The company argues that this merger gives them “growth capital” and that all of the proceeds will go towards the balance sheet or retiring high cost preferred shares. I view this as a double edge sword: it’s nice that the company is doing the deal not because they need the capital but because they want to grow, but why couldn’t they find a much less dilutive way to do it? It’s not like there’s a shortage of capital right now…
The company likes to taut their 30% adjusted EBITDA margins and the potential to expand to 35%. I certainly get how that’s a selling point, but at the same time I see a company earning higher margins than their peers and I worry about competition / margin contraction, not ability to further leverage costs. If margins regress to peers, this becomes an expensive company very quickly.
This is related to the deferring of capex question, but it’s tough not to look at how margins have expanded over the past few years + the deferral of growth capex and wonder if the company was “dressed up” for an IPO / merger and they pulled forward some earnings to do so. Again, there are reasons for margin to have expanded over the past few years, but it’s just a concern that pops up. Maybe I’m being to cynical.
The proxy reveals the company has four material weaknesses in internal controls. I can’t remember seeing a company point out that many issues before, but my memory could very easily be slipping.
Corporate governance here is awful, by design. The sponsors can maintain close to effective control even if they sell down major portions of their shares. This is going to be a Dutch company with assets held outside of the United States. If all goes well, none of this will matter, but if things go poorly shareholders might be surprised by how few rights they have in this structure. In general, shareholder governance doesn’t matter until it does.
But ultimately, to me the question comes down to the SPAC question: is this actually a good business with a real growth story, or was this prettied up to lure people in at a high valuation. I have bet that it’s the former, not the later, but it’s a small, nervous bet. I’m hoping to add to it if my conviction increases that this is real, or quickly sell out if there are early “growth hiccups”, as they could be a sign that this really was just dressed up to get a deal done.

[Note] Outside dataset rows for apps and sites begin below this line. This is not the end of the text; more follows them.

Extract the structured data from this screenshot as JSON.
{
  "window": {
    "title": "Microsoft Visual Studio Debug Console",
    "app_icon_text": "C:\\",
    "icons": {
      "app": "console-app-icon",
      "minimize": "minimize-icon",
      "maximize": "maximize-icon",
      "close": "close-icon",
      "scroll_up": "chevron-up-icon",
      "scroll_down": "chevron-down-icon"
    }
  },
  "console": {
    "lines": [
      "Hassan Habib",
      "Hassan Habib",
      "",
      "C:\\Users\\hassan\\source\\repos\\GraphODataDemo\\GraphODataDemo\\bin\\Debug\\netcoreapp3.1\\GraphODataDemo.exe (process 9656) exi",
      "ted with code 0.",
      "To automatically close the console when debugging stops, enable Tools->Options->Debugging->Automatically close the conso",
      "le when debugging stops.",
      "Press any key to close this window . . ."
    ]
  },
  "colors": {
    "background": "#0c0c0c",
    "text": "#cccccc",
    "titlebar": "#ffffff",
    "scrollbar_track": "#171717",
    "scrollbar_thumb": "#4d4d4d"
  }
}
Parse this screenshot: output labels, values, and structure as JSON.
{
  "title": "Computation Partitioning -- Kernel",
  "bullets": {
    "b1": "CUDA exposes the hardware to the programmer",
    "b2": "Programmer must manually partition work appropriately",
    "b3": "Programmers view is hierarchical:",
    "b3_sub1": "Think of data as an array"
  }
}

Before wrapping up, a note on the warrants versus the stock. I noted in my SPAC overview that I thought there might be “forced sellers” of SPAC warrants after deal completion. I can’t help but wonder if I’m not the only one who noticed that and the pendulum has swung too far in the other direction, because PACE’s warrants are awfully expensive. PACE’s warrants are not normal warrants with a one for one expiration; it takes 3 pace warrants to buy one share of stock at $11.50. In addition, the warrants cap out at $18/share (the company can call them if the share price exceeds that level). So the warrants have a max payoff of ((18 – 11.50) / 3) = ~$2.17. There are a lot of different ways to cut it, but the bottom line to me is that the $18 call is a very real cost*, and at today’s price of ~$0.80/warrant the warrants seem to be pricing in a very rosy future or assuming this will be an incredibly volatile stock. I own a bit of both the stock and warrants, but at today’s prices I think the stock makes more sense than the warrants to be honest.

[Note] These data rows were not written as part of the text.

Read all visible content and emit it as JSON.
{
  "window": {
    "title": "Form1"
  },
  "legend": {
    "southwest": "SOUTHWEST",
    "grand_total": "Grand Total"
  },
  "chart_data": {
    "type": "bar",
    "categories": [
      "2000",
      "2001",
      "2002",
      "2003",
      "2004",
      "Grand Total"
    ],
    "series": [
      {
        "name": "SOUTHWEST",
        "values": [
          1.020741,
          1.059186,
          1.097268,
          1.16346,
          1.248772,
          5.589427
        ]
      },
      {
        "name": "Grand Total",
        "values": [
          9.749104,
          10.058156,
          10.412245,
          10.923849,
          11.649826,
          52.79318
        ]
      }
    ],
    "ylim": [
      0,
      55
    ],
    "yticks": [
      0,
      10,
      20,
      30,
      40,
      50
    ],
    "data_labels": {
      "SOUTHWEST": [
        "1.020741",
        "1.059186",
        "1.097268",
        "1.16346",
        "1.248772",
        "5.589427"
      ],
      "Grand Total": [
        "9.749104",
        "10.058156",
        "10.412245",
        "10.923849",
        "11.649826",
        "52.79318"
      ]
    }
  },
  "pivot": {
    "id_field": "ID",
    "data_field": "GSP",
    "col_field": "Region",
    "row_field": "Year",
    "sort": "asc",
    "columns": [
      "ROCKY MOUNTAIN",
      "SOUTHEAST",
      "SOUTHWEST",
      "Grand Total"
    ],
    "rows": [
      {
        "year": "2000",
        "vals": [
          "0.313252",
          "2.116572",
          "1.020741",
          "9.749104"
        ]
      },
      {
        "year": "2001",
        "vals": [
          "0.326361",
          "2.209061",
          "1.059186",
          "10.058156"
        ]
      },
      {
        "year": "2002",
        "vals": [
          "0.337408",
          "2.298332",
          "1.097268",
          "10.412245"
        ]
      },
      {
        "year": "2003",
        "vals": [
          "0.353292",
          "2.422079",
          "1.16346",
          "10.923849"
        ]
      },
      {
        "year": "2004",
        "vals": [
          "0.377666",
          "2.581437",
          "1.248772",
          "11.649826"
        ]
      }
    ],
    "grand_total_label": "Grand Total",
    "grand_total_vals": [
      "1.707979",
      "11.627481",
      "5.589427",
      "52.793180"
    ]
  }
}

*I think using black scholes on a five year warrant implies a level of mathematical precision that doesn’t exist in the real world, but if I plug an $18 call w/ a 5 year strike (the warrants expire 5 years after the deal closes) and assume 40% volatility, the $18 call feature is worth ~$0.57/warrant (also adjusted for the 3 warrants for 1 share feature). It starts to become a little circular (i.e. higher vol = lower value for the $18.50 call = lower implied price for standalone warrant), but if you add that $0.57 price back to today’s warrant price of ~$0.80, the warrants would be trading for $1.37/share without the call, which implies roughly 47% volatility. That seems pretty high to me.